Bats,Buildings and the Law.
When undertaking work to a thatched roof or accessing the roofs structure for assessment, it may be that bats are encountered. These fascinating mammals are heavily dependent on buildings as the majority of our species use them as roosts throughout the year. When they are present, bats are often concealed in crevices, behind roofing felt, in cavity walls or under ridge tiles and are not often seen. Bats rarely cause any problems when they roost in houses and as long as bats aren’t handled, there are no known health risks to the public associated with UK bats.
There are 17 different species of bat breeding in UK, some very rare, others still quite widespread, but all of which are fully protected under international and domestic legislation. Due to the significant decline in bat populations in the last century both domestic and international legislation applies to protect all bats and their roosts in the UK, whether they are present in the roost or not.
You may be committing a criminal offence if you –
1. Deliberately capture, injure or kill a bat;
2. Intentionally or recklessly disturb a bat in its roost or deliberately disturb a group of bats;
3. Damage or destroy the breeding or resting place (roost) of a bat;
4. Possess a bat (alive or dead), or any part of a bat;
5. Intentionally or recklessly obstruct access to a bat roost.
The potential fine for any bat related offence is £5,000 and if more than one bat is involved, the fine is potentially £5,000 per bat! In England and Wales an offender can also be imprisoned for six months.
If bats are found when accessing or repairing a roof or entering a roof void, leave the area immediately and call the Bat Conservation Trust National Bat Helpline for advice: 0345 1300 228.
The Helpline can send a volunteer round through the local SNCO (Statutory Nature Conservation Organisation) on a free of charge visit to check how the roof is used by bats, and they will write and advise on how best to go about any works, causing minimal disturbance to the bats.

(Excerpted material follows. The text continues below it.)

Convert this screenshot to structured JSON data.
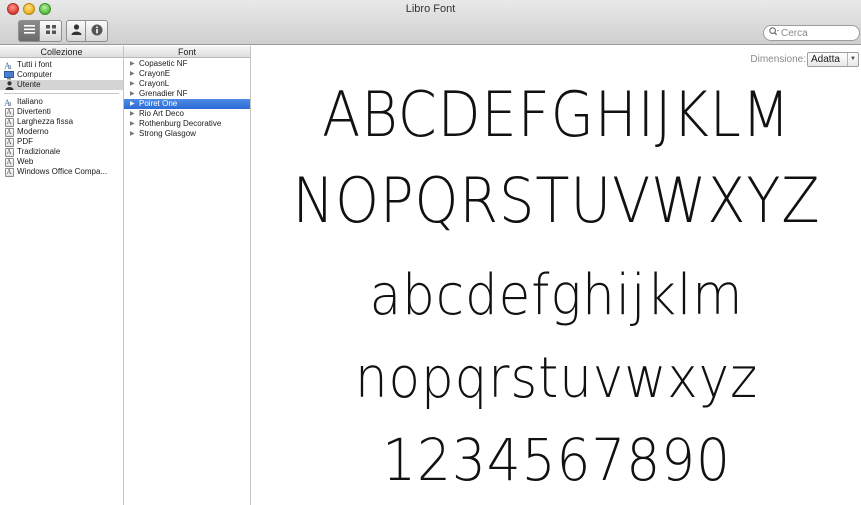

For futher information please see the Bat Conservation Trust website.
© Bat Conservation Trust